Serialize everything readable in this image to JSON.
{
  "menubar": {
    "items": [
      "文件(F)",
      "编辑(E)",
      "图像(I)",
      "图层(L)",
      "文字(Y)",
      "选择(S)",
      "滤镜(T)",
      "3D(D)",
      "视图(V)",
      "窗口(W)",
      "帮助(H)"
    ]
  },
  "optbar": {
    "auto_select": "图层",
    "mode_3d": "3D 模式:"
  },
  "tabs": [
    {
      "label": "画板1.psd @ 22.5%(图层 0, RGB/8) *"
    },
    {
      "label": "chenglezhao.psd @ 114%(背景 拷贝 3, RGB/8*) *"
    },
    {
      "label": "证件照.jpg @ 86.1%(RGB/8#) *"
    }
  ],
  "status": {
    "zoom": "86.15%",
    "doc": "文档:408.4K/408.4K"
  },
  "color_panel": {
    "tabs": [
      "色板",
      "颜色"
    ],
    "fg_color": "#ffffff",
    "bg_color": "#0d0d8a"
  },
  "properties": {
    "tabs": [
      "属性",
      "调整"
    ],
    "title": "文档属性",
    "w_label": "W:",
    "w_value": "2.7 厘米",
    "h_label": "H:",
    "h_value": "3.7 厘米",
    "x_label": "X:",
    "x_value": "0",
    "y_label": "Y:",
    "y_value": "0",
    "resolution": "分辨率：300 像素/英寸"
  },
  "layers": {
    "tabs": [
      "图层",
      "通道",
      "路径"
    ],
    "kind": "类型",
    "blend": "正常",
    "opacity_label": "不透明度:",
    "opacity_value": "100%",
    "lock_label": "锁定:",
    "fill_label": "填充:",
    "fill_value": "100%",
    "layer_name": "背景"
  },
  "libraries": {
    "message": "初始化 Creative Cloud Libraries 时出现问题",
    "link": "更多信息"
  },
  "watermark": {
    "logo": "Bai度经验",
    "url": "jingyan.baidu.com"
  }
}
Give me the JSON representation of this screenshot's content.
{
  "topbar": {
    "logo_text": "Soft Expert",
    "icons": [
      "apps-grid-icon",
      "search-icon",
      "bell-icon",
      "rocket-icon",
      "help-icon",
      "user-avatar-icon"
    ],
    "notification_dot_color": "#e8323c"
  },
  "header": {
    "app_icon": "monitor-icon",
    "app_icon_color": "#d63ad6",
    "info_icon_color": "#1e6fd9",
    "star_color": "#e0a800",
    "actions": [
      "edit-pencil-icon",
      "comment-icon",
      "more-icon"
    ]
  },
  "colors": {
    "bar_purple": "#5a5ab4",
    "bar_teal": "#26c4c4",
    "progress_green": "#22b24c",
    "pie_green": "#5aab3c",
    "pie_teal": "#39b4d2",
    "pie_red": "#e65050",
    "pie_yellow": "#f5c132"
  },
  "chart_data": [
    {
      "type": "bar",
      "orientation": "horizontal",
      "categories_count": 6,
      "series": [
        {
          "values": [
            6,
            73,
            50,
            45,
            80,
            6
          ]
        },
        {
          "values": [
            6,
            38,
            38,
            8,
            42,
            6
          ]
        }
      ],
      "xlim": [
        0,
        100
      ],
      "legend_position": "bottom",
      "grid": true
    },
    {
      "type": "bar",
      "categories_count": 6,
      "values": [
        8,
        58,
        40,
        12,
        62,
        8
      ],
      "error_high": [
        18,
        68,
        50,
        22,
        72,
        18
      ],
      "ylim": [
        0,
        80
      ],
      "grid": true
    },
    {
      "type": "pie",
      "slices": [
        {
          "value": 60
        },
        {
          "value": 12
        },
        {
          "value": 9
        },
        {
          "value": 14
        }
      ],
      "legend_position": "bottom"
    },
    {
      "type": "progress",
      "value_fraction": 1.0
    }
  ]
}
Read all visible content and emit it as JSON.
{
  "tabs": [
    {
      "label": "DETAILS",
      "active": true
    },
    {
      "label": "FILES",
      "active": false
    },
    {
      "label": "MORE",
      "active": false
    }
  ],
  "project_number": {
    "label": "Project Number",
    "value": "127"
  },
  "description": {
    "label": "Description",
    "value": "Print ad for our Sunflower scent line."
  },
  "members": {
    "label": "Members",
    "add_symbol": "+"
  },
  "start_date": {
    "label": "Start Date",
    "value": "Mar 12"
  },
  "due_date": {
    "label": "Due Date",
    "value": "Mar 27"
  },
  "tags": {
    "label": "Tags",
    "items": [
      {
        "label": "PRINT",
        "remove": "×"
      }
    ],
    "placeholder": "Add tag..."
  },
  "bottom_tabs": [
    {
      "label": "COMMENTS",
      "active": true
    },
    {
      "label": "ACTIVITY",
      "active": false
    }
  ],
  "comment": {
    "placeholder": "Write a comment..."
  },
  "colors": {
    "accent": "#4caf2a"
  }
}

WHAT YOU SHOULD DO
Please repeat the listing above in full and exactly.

RESULT OF THE EXERCISE
Serialize everything readable in this image to JSON.
{
  "menubar": {
    "items": [
      "文件(F)",
      "编辑(E)",
      "图像(I)",
      "图层(L)",
      "文字(Y)",
      "选择(S)",
      "滤镜(T)",
      "3D(D)",
      "视图(V)",
      "窗口(W)",
      "帮助(H)"
    ]
  },
  "optbar": {
    "auto_select": "图层",
    "mode_3d": "3D 模式:"
  },
  "tabs": [
    {
      "label": "画板1.psd @ 22.5%(图层 0, RGB/8) *"
    },
    {
      "label": "chenglezhao.psd @ 114%(背景 拷贝 3, RGB/8*) *"
    },
    {
      "label": "证件照.jpg @ 86.1%(RGB/8#) *"
    }
  ],
  "status": {
    "zoom": "86.15%",
    "doc": "文档:408.4K/408.4K"
  },
  "color_panel": {
    "tabs": [
      "色板",
      "颜色"
    ],
    "fg_color": "#ffffff",
    "bg_color": "#0d0d8a"
  },
  "properties": {
    "tabs": [
      "属性",
      "调整"
    ],
    "title": "文档属性",
    "w_label": "W:",
    "w_value": "2.7 厘米",
    "h_label": "H:",
    "h_value": "3.7 厘米",
    "x_label": "X:",
    "x_value": "0",
    "y_label": "Y:",
    "y_value": "0",
    "resolution": "分辨率：300 像素/英寸"
  },
  "layers": {
    "tabs": [
      "图层",
      "通道",
      "路径"
    ],
    "kind": "类型",
    "blend": "正常",
    "opacity_label": "不透明度:",
    "opacity_value": "100%",
    "lock_label": "锁定:",
    "fill_label": "填充:",
    "fill_value": "100%",
    "layer_name": "背景"
  },
  "libraries": {
    "message": "初始化 Creative Cloud Libraries 时出现问题",
    "link": "更多信息"
  },
  "watermark": {
    "logo": "Bai度经验",
    "url": "jingyan.baidu.com"
  }
}
Give me the JSON representation of this screenshot's content.
{
  "topbar": {
    "logo_text": "Soft Expert",
    "icons": [
      "apps-grid-icon",
      "search-icon",
      "bell-icon",
      "rocket-icon",
      "help-icon",
      "user-avatar-icon"
    ],
    "notification_dot_color": "#e8323c"
  },
  "header": {
    "app_icon": "monitor-icon",
    "app_icon_color": "#d63ad6",
    "info_icon_color": "#1e6fd9",
    "star_color": "#e0a800",
    "actions": [
      "edit-pencil-icon",
      "comment-icon",
      "more-icon"
    ]
  },
  "colors": {
    "bar_purple": "#5a5ab4",
    "bar_teal": "#26c4c4",
    "progress_green": "#22b24c",
    "pie_green": "#5aab3c",
    "pie_teal": "#39b4d2",
    "pie_red": "#e65050",
    "pie_yellow": "#f5c132"
  },
  "chart_data": [
    {
      "type": "bar",
      "orientation": "horizontal",
      "categories_count": 6,
      "series": [
        {
          "values": [
            6,
            73,
            50,
            45,
            80,
            6
          ]
        },
        {
          "values": [
            6,
            38,
            38,
            8,
            42,
            6
          ]
        }
      ],
      "xlim": [
        0,
        100
      ],
      "legend_position": "bottom",
      "grid": true
    },
    {
      "type": "bar",
      "categories_count": 6,
      "values": [
        8,
        58,
        40,
        12,
        62,
        8
      ],
      "error_high": [
        18,
        68,
        50,
        22,
        72,
        18
      ],
      "ylim": [
        0,
        80
      ],
      "grid": true
    },
    {
      "type": "pie",
      "slices": [
        {
          "value": 60
        },
        {
          "value": 12
        },
        {
          "value": 9
        },
        {
          "value": 14
        }
      ],
      "legend_position": "bottom"
    },
    {
      "type": "progress",
      "value_fraction": 1.0
    }
  ]
}
Read all visible content and emit it as JSON.
{
  "tabs": [
    {
      "label": "DETAILS",
      "active": true
    },
    {
      "label": "FILES",
      "active": false
    },
    {
      "label": "MORE",
      "active": false
    }
  ],
  "project_number": {
    "label": "Project Number",
    "value": "127"
  },
  "description": {
    "label": "Description",
    "value": "Print ad for our Sunflower scent line."
  },
  "members": {
    "label": "Members",
    "add_symbol": "+"
  },
  "start_date": {
    "label": "Start Date",
    "value": "Mar 12"
  },
  "due_date": {
    "label": "Due Date",
    "value": "Mar 27"
  },
  "tags": {
    "label": "Tags",
    "items": [
      {
        "label": "PRINT",
        "remove": "×"
      }
    ],
    "placeholder": "Add tag..."
  },
  "bottom_tabs": [
    {
      "label": "COMMENTS",
      "active": true
    },
    {
      "label": "ACTIVITY",
      "active": false
    }
  ],
  "comment": {
    "placeholder": "Write a comment..."
  },
  "colors": {
    "accent": "#4caf2a"
  }
}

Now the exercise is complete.